Αssociated Press

A wildfire burns a field with olive trees in Vilia area some 60 kilometers (37 miles) northwest of Athens, Greece, Wednesday, Aug. 18, 2021. (AP Photo/Thanassis Stavrakis)

ATHENS - As Prime Minister Kyriakos Mitsotakis said he would not allow development in forests that burned in this summer’s wildfires, his government is moving to legalize buildings unlawfully constructed in woodlands.

An online platform is being set up and will begin in mid-September allowing people who built wherever they wanted in forests in violation of alleged laws to stay there, after pledges by successive governments to stop it and raze them.

There won’t be any penalties for seizing public land, including in forests that are supposed to be protected from development but in some places have been  built up.

Instead, those who broke the law and built there can have the residence legalized by showing proof of an online payment of 250 euros ($296.55) with a copy of their ID or passport, and also an engineer’s statement.

In December, 2018, the then-ruling Radical Left SYRIZA also backed off a vow to demolish unlawful buildings that were blamed for the death toll of 102 people in July 23 wildfires that year, blocking off escape routes to the sea in the village of Mati.

Previous governments allowed the practice so as not to lose voters although  unlawful buildings were also blamed for the deaths in floods in towns outside Athens where they blocked gullies and water run-offs and as the state wants to bring in money despite the environmental damage.

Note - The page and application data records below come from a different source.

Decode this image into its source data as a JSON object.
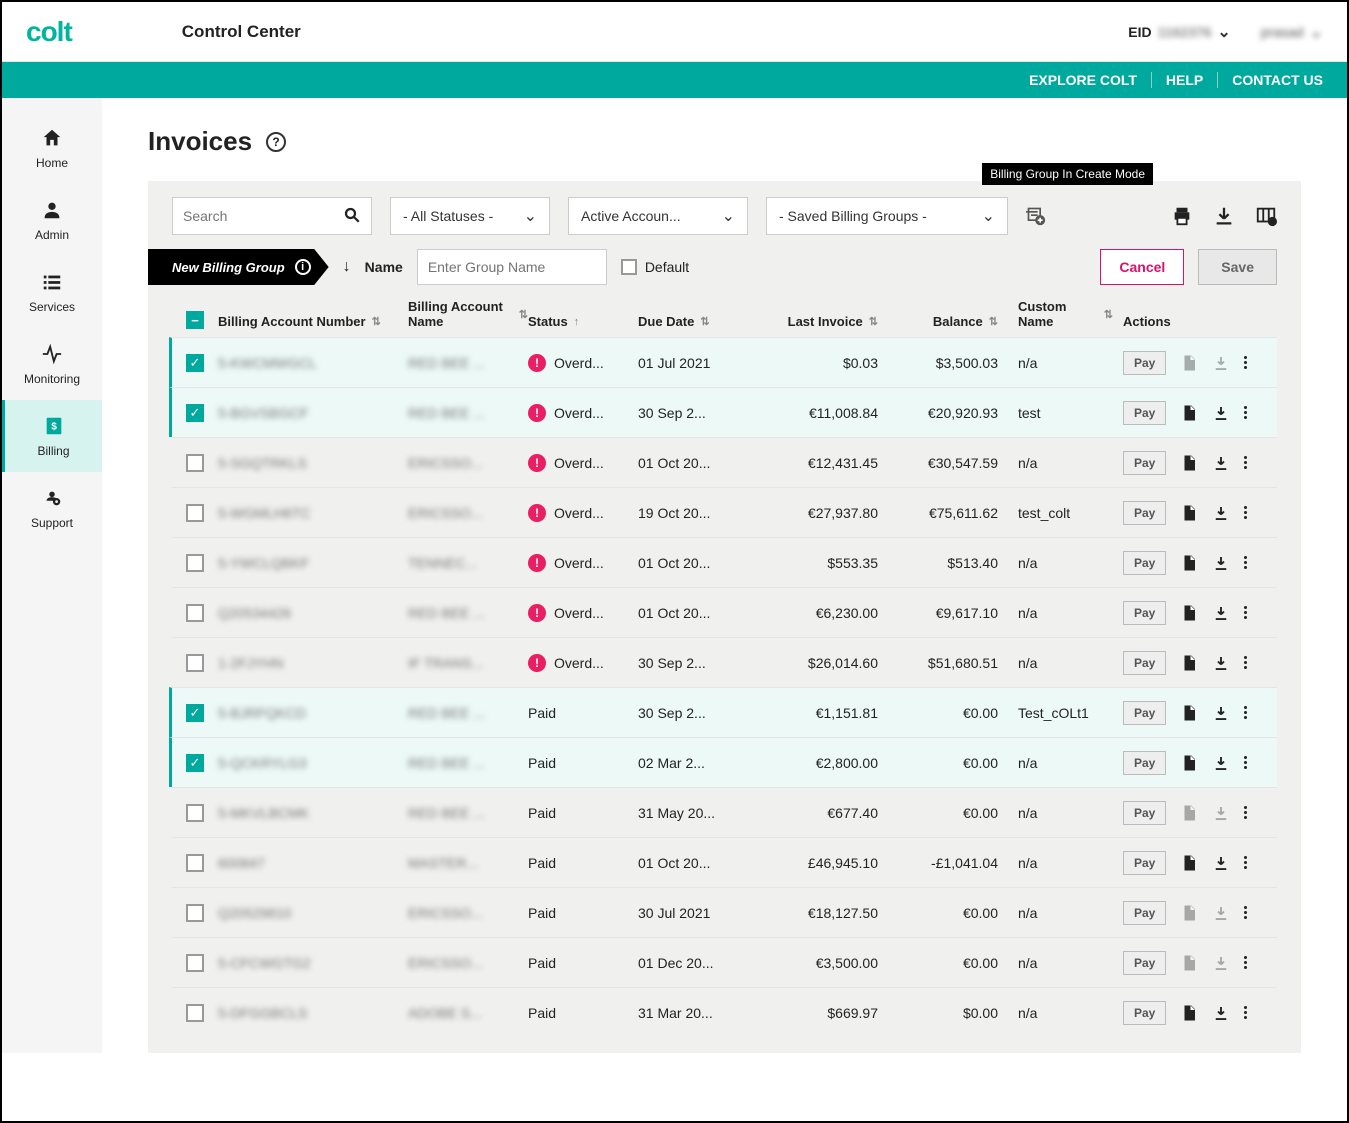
{
  "header": {
    "brand": "colt",
    "title": "Control Center",
    "eid_label": "EID",
    "eid_value": "1162376",
    "user": "prasad"
  },
  "tealnav": {
    "explore": "EXPLORE COLT",
    "help": "HELP",
    "contact": "CONTACT US"
  },
  "sidebar": {
    "items": [
      {
        "label": "Home"
      },
      {
        "label": "Admin"
      },
      {
        "label": "Services"
      },
      {
        "label": "Monitoring"
      },
      {
        "label": "Billing"
      },
      {
        "label": "Support"
      }
    ]
  },
  "page": {
    "title": "Invoices",
    "help": "?"
  },
  "filters": {
    "search_placeholder": "Search",
    "status": "- All Statuses -",
    "account": "Active Accoun...",
    "saved": "- Saved Billing Groups -",
    "tooltip": "Billing Group In Create Mode"
  },
  "newgroup": {
    "ribbon": "New Billing Group",
    "name_label": "Name",
    "name_placeholder": "Enter Group Name",
    "default_label": "Default",
    "cancel": "Cancel",
    "save": "Save"
  },
  "columns": {
    "ban": "Billing Account Number",
    "bname": "Billing Account Name",
    "status": "Status",
    "due": "Due Date",
    "last": "Last Invoice",
    "bal": "Balance",
    "custom": "Custom Name",
    "actions": "Actions"
  },
  "pay_label": "Pay",
  "rows": [
    {
      "sel": true,
      "ban": "5-KWCMWGCL",
      "bname": "RED BEE ...",
      "status": "Overd...",
      "overdue": true,
      "due": "01 Jul 2021",
      "last": "$0.03",
      "bal": "$3,500.03",
      "custom": "n/a",
      "doc": false,
      "dl": false
    },
    {
      "sel": true,
      "ban": "5-BGVSBGCF",
      "bname": "RED BEE ...",
      "status": "Overd...",
      "overdue": true,
      "due": "30 Sep 2...",
      "last": "€11,008.84",
      "bal": "€20,920.93",
      "custom": "test",
      "doc": true,
      "dl": true
    },
    {
      "sel": false,
      "ban": "5-SGQTRKLS",
      "bname": "ERICSSO...",
      "status": "Overd...",
      "overdue": true,
      "due": "01 Oct 20...",
      "last": "€12,431.45",
      "bal": "€30,547.59",
      "custom": "n/a",
      "doc": true,
      "dl": true
    },
    {
      "sel": false,
      "ban": "5-WGMLH6TC",
      "bname": "ERICSSO...",
      "status": "Overd...",
      "overdue": true,
      "due": "19 Oct 20...",
      "last": "€27,937.80",
      "bal": "€75,611.62",
      "custom": "test_colt",
      "doc": true,
      "dl": true
    },
    {
      "sel": false,
      "ban": "5-YWCLQBKF",
      "bname": "TENNEC...",
      "status": "Overd...",
      "overdue": true,
      "due": "01 Oct 20...",
      "last": "$553.35",
      "bal": "$513.40",
      "custom": "n/a",
      "doc": true,
      "dl": true
    },
    {
      "sel": false,
      "ban": "Q20534426",
      "bname": "RED BEE ...",
      "status": "Overd...",
      "overdue": true,
      "due": "01 Oct 20...",
      "last": "€6,230.00",
      "bal": "€9,617.10",
      "custom": "n/a",
      "doc": true,
      "dl": true
    },
    {
      "sel": false,
      "ban": "1-2FJYHN",
      "bname": "IF TRANS...",
      "status": "Overd...",
      "overdue": true,
      "due": "30 Sep 2...",
      "last": "$26,014.60",
      "bal": "$51,680.51",
      "custom": "n/a",
      "doc": true,
      "dl": true
    },
    {
      "sel": true,
      "ban": "5-BJRFQKCD",
      "bname": "RED BEE ...",
      "status": "Paid",
      "overdue": false,
      "due": "30 Sep 2...",
      "last": "€1,151.81",
      "bal": "€0.00",
      "custom": "Test_cOLt1",
      "doc": true,
      "dl": true
    },
    {
      "sel": true,
      "ban": "5-QCKRYLG3",
      "bname": "RED BEE ...",
      "status": "Paid",
      "overdue": false,
      "due": "02 Mar 2...",
      "last": "€2,800.00",
      "bal": "€0.00",
      "custom": "n/a",
      "doc": true,
      "dl": true
    },
    {
      "sel": false,
      "ban": "5-MKVLBCMK",
      "bname": "RED BEE ...",
      "status": "Paid",
      "overdue": false,
      "due": "31 May 20...",
      "last": "€677.40",
      "bal": "€0.00",
      "custom": "n/a",
      "doc": false,
      "dl": false
    },
    {
      "sel": false,
      "ban": "600847",
      "bname": "MASTER...",
      "status": "Paid",
      "overdue": false,
      "due": "01 Oct 20...",
      "last": "£46,945.10",
      "bal": "-£1,041.04",
      "custom": "n/a",
      "doc": true,
      "dl": true
    },
    {
      "sel": false,
      "ban": "Q20529810",
      "bname": "ERICSSO...",
      "status": "Paid",
      "overdue": false,
      "due": "30 Jul 2021",
      "last": "€18,127.50",
      "bal": "€0.00",
      "custom": "n/a",
      "doc": false,
      "dl": false
    },
    {
      "sel": false,
      "ban": "5-CFCWGTG2",
      "bname": "ERICSSO...",
      "status": "Paid",
      "overdue": false,
      "due": "01 Dec 20...",
      "last": "€3,500.00",
      "bal": "€0.00",
      "custom": "n/a",
      "doc": false,
      "dl": false
    },
    {
      "sel": false,
      "ban": "5-DFGGBCLS",
      "bname": "ADOBE S...",
      "status": "Paid",
      "overdue": false,
      "due": "31 Mar 20...",
      "last": "$669.97",
      "bal": "$0.00",
      "custom": "n/a",
      "doc": true,
      "dl": true
    }
  ]
}
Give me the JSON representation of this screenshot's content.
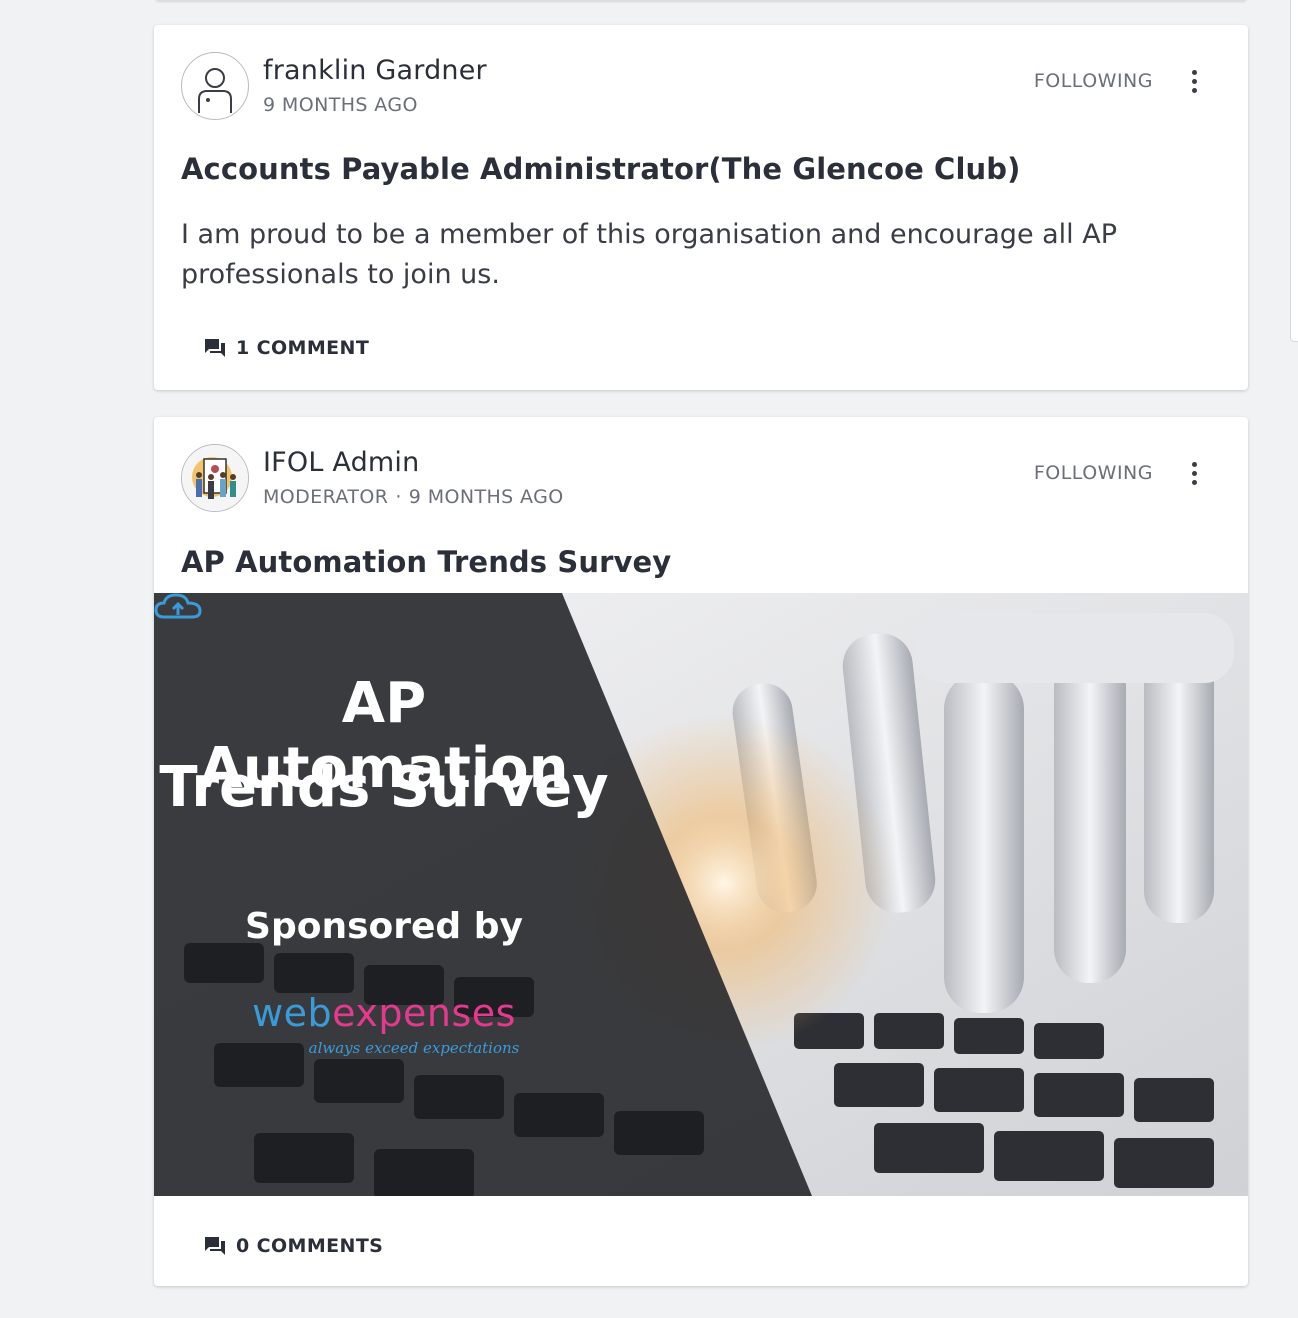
{
  "feed": {
    "posts": [
      {
        "author": "franklin Gardner",
        "role": "",
        "time": "9 MONTHS AGO",
        "follow_label": "FOLLOWING",
        "avatar_icon": "default-user-icon",
        "title": "Accounts Payable Administrator(The Glencoe Club)",
        "body": "I am proud to be a member of this organisation and encourage all AP professionals to join us.",
        "comments_label": "1 COMMENT"
      },
      {
        "author": "IFOL Admin",
        "role": "MODERATOR",
        "separator": "·",
        "time": "9 MONTHS AGO",
        "follow_label": "FOLLOWING",
        "avatar_icon": "group-illustration-avatar",
        "title": "AP Automation Trends Survey",
        "banner": {
          "line1": "AP Automation",
          "line2": "Trends Survey",
          "sponsored": "Sponsored by",
          "brand_web": "web",
          "brand_expenses": "expenses",
          "tagline": "always exceed expectations"
        },
        "comments_label": "0 COMMENTS"
      }
    ]
  },
  "colors": {
    "page_bg": "#f1f2f4",
    "card_bg": "#ffffff",
    "text": "#2b2f3a",
    "muted": "#6b6f78",
    "brand_blue": "#3a9bd9",
    "brand_pink": "#e4398e"
  }
}
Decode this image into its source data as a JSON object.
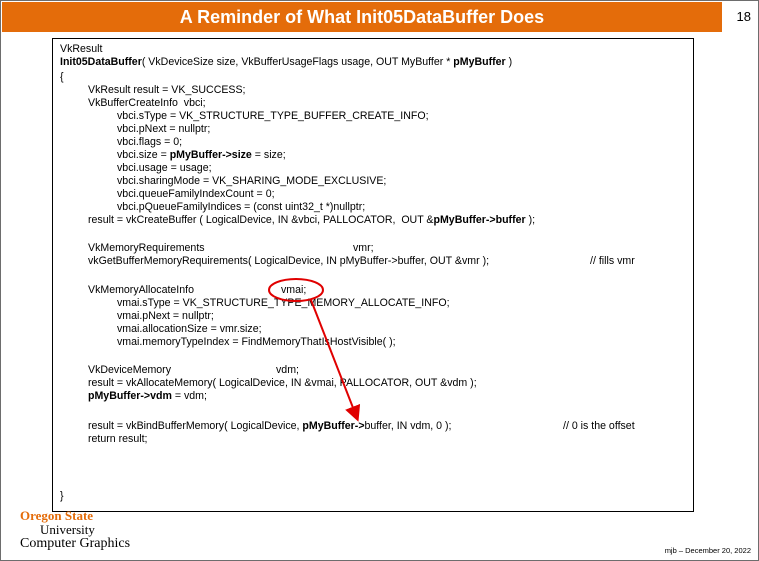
{
  "slide": {
    "title": "A Reminder of What Init05DataBuffer Does",
    "page_number": "18",
    "footer": "mjb – December 20, 2022",
    "logo": {
      "line1": "Oregon State",
      "line2": "University",
      "line3": "Computer Graphics"
    }
  },
  "code": {
    "l1": "VkResult",
    "l2a": "Init05DataBuffer",
    "l2b": "( VkDeviceSize size, VkBufferUsageFlags usage, OUT MyBuffer * ",
    "l2c": "pMyBuffer",
    "l2d": " )",
    "l3": "{",
    "l4": "VkResult result = VK_SUCCESS;",
    "l5": "VkBufferCreateInfo  vbci;",
    "l6": "vbci.sType = VK_STRUCTURE_TYPE_BUFFER_CREATE_INFO;",
    "l7": "vbci.pNext = nullptr;",
    "l8": "vbci.flags = 0;",
    "l9a": "vbci.size = ",
    "l9b": "pMyBuffer->size",
    "l9c": " = size;",
    "l10": "vbci.usage = usage;",
    "l11": "vbci.sharingMode = VK_SHARING_MODE_EXCLUSIVE;",
    "l12": "vbci.queueFamilyIndexCount = 0;",
    "l13": "vbci.pQueueFamilyIndices = (const uint32_t *)nullptr;",
    "l14a": "result = vkCreateBuffer ( LogicalDevice, IN &vbci, PALLOCATOR,  OUT &",
    "l14b": "pMyBuffer->buffer",
    "l14c": " );",
    "l15a": "VkMemoryRequirements",
    "l15b": "vmr;",
    "l16a": "vkGetBufferMemoryRequirements( LogicalDevice, IN pMyBuffer->buffer, OUT &vmr );",
    "l16b": "// fills vmr",
    "l17a": "VkMemoryAllocateInfo",
    "l17b": "vmai;",
    "l18": "vmai.sType = VK_STRUCTURE_TYPE_MEMORY_ALLOCATE_INFO;",
    "l19": "vmai.pNext = nullptr;",
    "l20": "vmai.allocationSize = vmr.size;",
    "l21": "vmai.memoryTypeIndex = FindMemoryThatIsHostVisible( );",
    "l22a": "VkDeviceMemory",
    "l22b": "vdm;",
    "l23": "result = vkAllocateMemory( LogicalDevice, IN &vmai, PALLOCATOR, OUT &vdm );",
    "l24a": "pMyBuffer->vdm",
    "l24b": " = vdm;",
    "l25a": "result = vkBindBufferMemory( LogicalDevice, ",
    "l25b": "pMyBuffer->",
    "l25c": "buffer, IN vdm, 0 );",
    "l25d": "// 0 is the offset",
    "l26": "return result;",
    "l27": "}"
  },
  "annotation": {
    "color": "#e00000"
  },
  "colors": {
    "title_bar": "#e46c0a",
    "title_text": "#ffffff",
    "logo_accent": "#e46c0a"
  }
}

The unlawful structures and homes range from tiny cottages to villas on the sea built wherever people can seize the land, including state properties, and are allowed to do so without consequence apart from paying fines or bribing officials.

Then-premier Alexis Tsipras said he would stop unlawful construction after blaming previous governments for a policy of allowing them, then legalizing them with payments of penalties, which he also did.

His government also gave a discount on penalties for homeowners unlawfully building structures, some 20 percent off, instead of tearing them down as promised. They are mostly second residences in unzoned areas, said the business newspaper Naftemporiki.

At that time, figures from Greece’s Technical Chamber of Commerce, which represents building contractors and civil engineers, said there were some 1.073 million wholly or partially illegally built structures.